I'm a big fan and also a heavy user of AWS especially S3, EC2, and naturally, RDS. In every point in time I have several dozens of AWS machines running for me out there in the East region, and in some cases when we do some special benchmarks and tests, number of EC2 and RDS machines can easily reach 3-digit. As I said, I'm a fan...
A few quotes I was able to catch and document on my laptop, on my laps...:
"When you develop an app for facebook, you must be prepared (and be afraid) that to your party, not noone will show up, but everybody will show up!"So true! Simple and true. We all want to succeed, to have success with our app. We have to think about scaling from day 1.
"Database was bottleneck for building of sophisticated apps. This is no longer the case when building DynamoDB".The quote above was about DynamoDB which is an excellent new NoSQL service by AWS. But we all can think about YesSQL databases and hope and wish and make it the same. Databases, good old RDBMSs, are great for applications, they offload a lot of complexity, SQL is a rich language and API to access data, it leverages existing skills and it allows ACID. RDBMSs also should not be a bottleneck for building of sophisticated apps! They should be able to scale.

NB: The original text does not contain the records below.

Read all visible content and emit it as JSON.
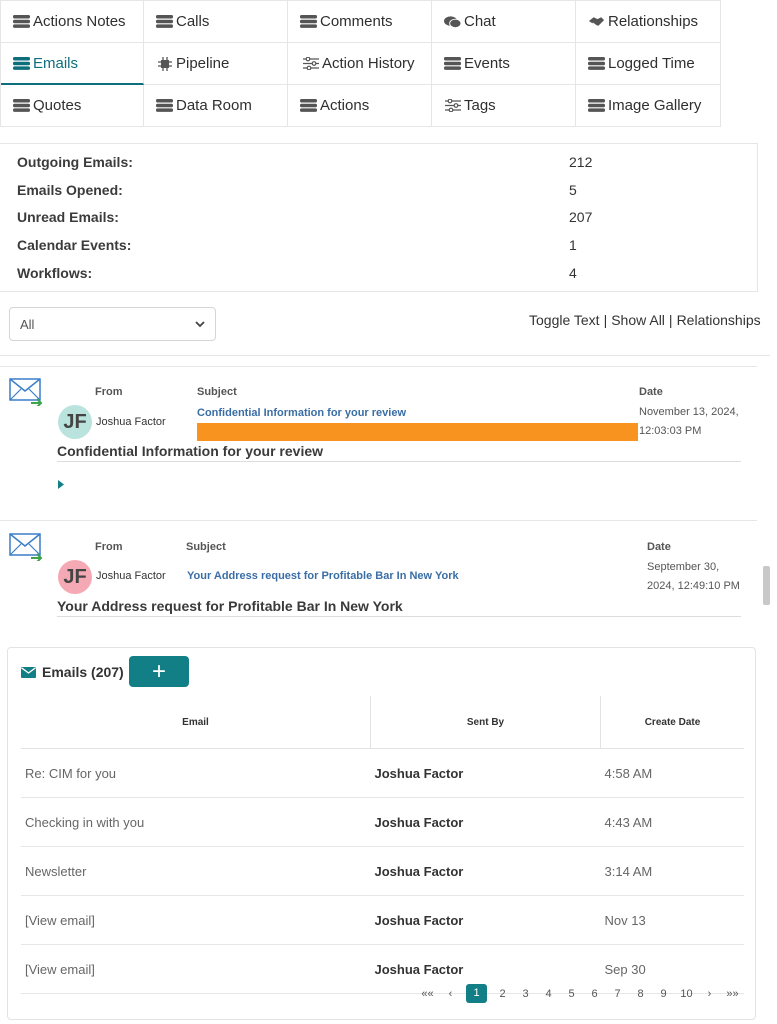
{
  "tabs": [
    {
      "label": "Actions Notes",
      "icon": "stack-icon"
    },
    {
      "label": "Calls",
      "icon": "stack-icon"
    },
    {
      "label": "Comments",
      "icon": "stack-icon"
    },
    {
      "label": "Chat",
      "icon": "chat-icon"
    },
    {
      "label": "Relationships",
      "icon": "handshake-icon"
    },
    {
      "label": "Emails",
      "icon": "stack-icon",
      "active": true
    },
    {
      "label": "Pipeline",
      "icon": "chip-icon"
    },
    {
      "label": "Action History",
      "icon": "sliders-icon"
    },
    {
      "label": "Events",
      "icon": "stack-icon"
    },
    {
      "label": "Logged Time",
      "icon": "stack-icon"
    },
    {
      "label": "Quotes",
      "icon": "stack-icon"
    },
    {
      "label": "Data Room",
      "icon": "stack-icon"
    },
    {
      "label": "Actions",
      "icon": "stack-icon"
    },
    {
      "label": "Tags",
      "icon": "sliders-icon"
    },
    {
      "label": "Image Gallery",
      "icon": "stack-icon"
    }
  ],
  "stats": [
    {
      "label": "Outgoing Emails:",
      "value": "212"
    },
    {
      "label": "Emails Opened:",
      "value": "5"
    },
    {
      "label": "Unread Emails:",
      "value": "207"
    },
    {
      "label": "Calendar Events:",
      "value": "1"
    },
    {
      "label": "Workflows:",
      "value": "4"
    }
  ],
  "filter": {
    "selected": "All"
  },
  "links": {
    "toggle_text": "Toggle Text",
    "show_all": "Show All",
    "relationships": "Relationships"
  },
  "entry_headers": {
    "from": "From",
    "subject": "Subject",
    "date": "Date"
  },
  "entries": [
    {
      "initials": "JF",
      "from": "Joshua Factor",
      "subject": "Confidential Information for your review",
      "date_line1": "November 13, 2024,",
      "date_line2": "12:03:03 PM",
      "title": "Confidential Information for your review",
      "avatar_color": "#b9e3dc"
    },
    {
      "initials": "JF",
      "from": "Joshua Factor",
      "subject": "Your Address request for Profitable Bar In New York",
      "date_line1": "September 30,",
      "date_line2": "2024, 12:49:10 PM",
      "title": "Your Address request for Profitable Bar In New York",
      "avatar_color": "#f5a9b4"
    }
  ],
  "highlight_color": "#f7931e",
  "accent_color": "#127f86",
  "panel": {
    "title": "Emails (207)",
    "add_label": "+",
    "columns": [
      "Email",
      "Sent By",
      "Create Date"
    ],
    "rows": [
      {
        "email": "Re: CIM for you",
        "sent_by": "Joshua Factor",
        "date": "4:58 AM"
      },
      {
        "email": "Checking in with you",
        "sent_by": "Joshua Factor",
        "date": "4:43 AM"
      },
      {
        "email": "Newsletter",
        "sent_by": "Joshua Factor",
        "date": "3:14 AM"
      },
      {
        "email": "[View email]",
        "sent_by": "Joshua Factor",
        "date": "Nov 13"
      },
      {
        "email": "[View email]",
        "sent_by": "Joshua Factor",
        "date": "Sep 30"
      }
    ],
    "pagination": {
      "first": "««",
      "prev": "‹",
      "pages": [
        "1",
        "2",
        "3",
        "4",
        "5",
        "6",
        "7",
        "8",
        "9",
        "10"
      ],
      "current": "1",
      "next": "›",
      "last": "»»"
    }
  }
}
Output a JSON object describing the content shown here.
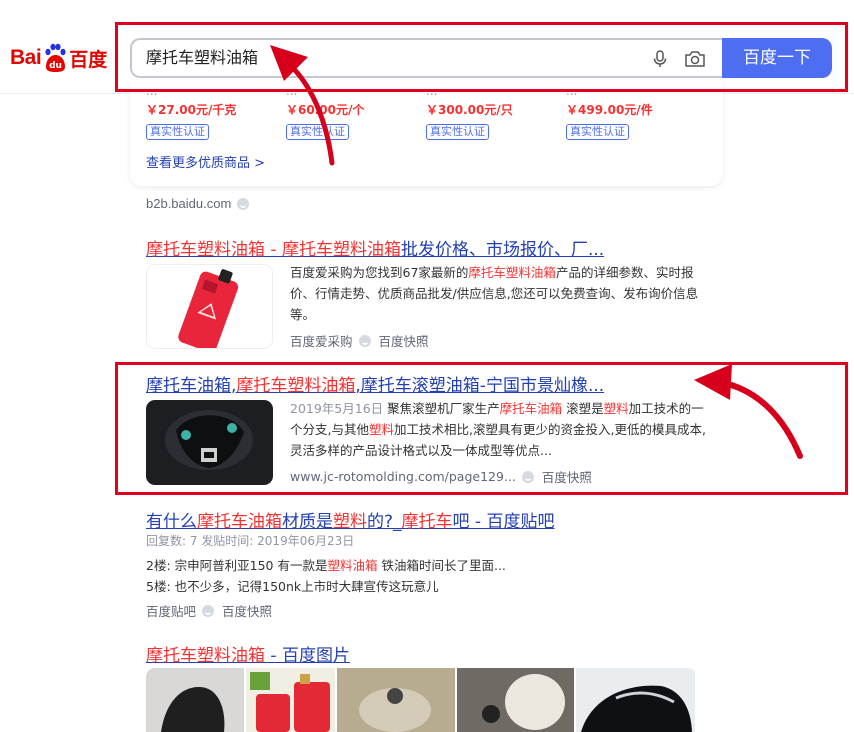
{
  "logo": {
    "latin": "Bai",
    "chinese": "百度"
  },
  "search": {
    "query": "摩托车塑料油箱",
    "button": "百度一下"
  },
  "products": [
    {
      "title": "...",
      "price": "￥27.00元/千克",
      "cert": "真实性认证"
    },
    {
      "title": "...",
      "price": "￥60.00元/个",
      "cert": "真实性认证"
    },
    {
      "title": "...",
      "price": "￥300.00元/只",
      "cert": "真实性认证"
    },
    {
      "title": "...",
      "price": "￥499.00元/件",
      "cert": "真实性认证"
    }
  ],
  "more_products": "查看更多优质商品 >",
  "source_domain": "b2b.baidu.com",
  "result1": {
    "title_a": "摩托车塑料油箱",
    "title_b": " - ",
    "title_c": "摩托车塑料油箱",
    "title_d": "批发价格、市场报价、厂...",
    "abstract_a": "百度爱采购为您找到67家最新的",
    "abstract_em": "摩托车塑料油箱",
    "abstract_b": "产品的详细参数、实时报价、行情走势、优质商品批发/供应信息,您还可以免费查询、发布询价信息等。",
    "source": "百度爱采购",
    "snapshot": "百度快照"
  },
  "result2": {
    "title_a": "摩托车油箱",
    "title_b": ",",
    "title_c": "摩托车塑料油箱",
    "title_d": ",摩托车滚塑油箱-宁国市景灿橡...",
    "date": "2019年5月16日",
    "abstract_a": " 聚焦滚塑机厂家生产",
    "abstract_em1": "摩托车油箱",
    "abstract_b": " 滚塑是",
    "abstract_em2": "塑料",
    "abstract_c": "加工技术的一个分支,与其他",
    "abstract_em3": "塑料",
    "abstract_d": "加工技术相比,滚塑具有更少的资金投入,更低的模具成本,灵活多样的产品设计格式以及一体成型等优点...",
    "url": "www.jc-rotomolding.com/page129...",
    "snapshot": "百度快照"
  },
  "result3": {
    "title_a": "有什么",
    "title_b": "摩托车油箱",
    "title_c": "材质是",
    "title_d": "塑料",
    "title_e": "的?_",
    "title_f": "摩托车",
    "title_g": "吧 - 百度贴吧",
    "meta": "回复数: 7 发贴时间: 2019年06月23日",
    "line1_a": "2楼: 宗申阿普利亚150 有一款是",
    "line1_em": "塑料油箱",
    "line1_b": " 铁油箱时间长了里面...",
    "line2": "5楼: 也不少多，记得150nk上市时大肆宣传这玩意儿",
    "source": "百度贴吧",
    "snapshot": "百度快照"
  },
  "result4": {
    "title_a": "摩托车塑料油箱",
    "title_b": " - 百度图片"
  },
  "colors": {
    "brand_red": "#e10601",
    "link_blue": "#2440b3",
    "highlight_red": "#f73131",
    "button_blue": "#4e6ef2",
    "annotation_red": "#e1001e"
  }
}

"How people really want to interact w the database? not by 'how many servers' but with 'give me a DB to handle 1000 reads, 10000 writes'. That's all. Users want a situation when you cannot run out of space, you cannot run out of capacity."Inspiring. I couldn't agree more. A service is a good service when it hides away all complexities, gives me a URL and, boom, everything works. AWS are getting there no doubt, and whoever provides a product or a service (including myself...), should work according to this quote!
"RDS has 2 push button scaling: Scale-Up or Scale-Out, read replica, or, sharding... 'have the applicaiton go to the right shard'"This is a quote said in the excellent Solutions track seminar "Building scalable database application with Amazon RDS". As I said, RDS is an excellent service. It's capacity to be a "service" and being automatically tuned, backed-up, upgraded, etc. - is impressive. The ability to ensure transparent high availability across Availability Zones (Multi-AZ) and have read-replica(s) set up with a click is no less than phenomenal. However in the scale-out department I think the solution is good, but not excellent. The support for read replica is great but it covers only the transportation of the data between the databases. it leaves the application with 2 or more IP addresses to deal with, route reads and writes, handle replication lag consistency and so on. In the sharding department, it's even less complete as, while I can spawn RDS servers as much as I like, the application need to do all the command routing to the right shard and also handle the transportation of the data. It's quite far from the vision I see in the 3rd quote above, quoted and inspired from Dr. Werner Vogels. I think this good service by AWS can can be completed to become and excellent service with a 3rd party products, such as ScaleBase.
In addition to the above quotes, I enjoyed hearing a good scale-out case study from Pinterest (http://pinterest.com), who invested in sharding themselves over almost 70 RDS databases. See here a good article about Pinterest's case: http://www.itworld.com/software/269670/amazon-cloud-set-stage-rapid-pinterest-growth
I just love those case studies. Every one of those, especially by my prospects, customers, partners, makes me much smarter and my products much much better. If you have a scale-out story - don't be shy to share!!
A quick update: Look at this article, http://econsultancy.com/us/blog/9669-amazon-s-cto-highlights-seven-transformations-cloud-services-will-enable. Search for the "Transformation three: We're moving from scaling by architecture to scaling by command". Good statement about database scale-out.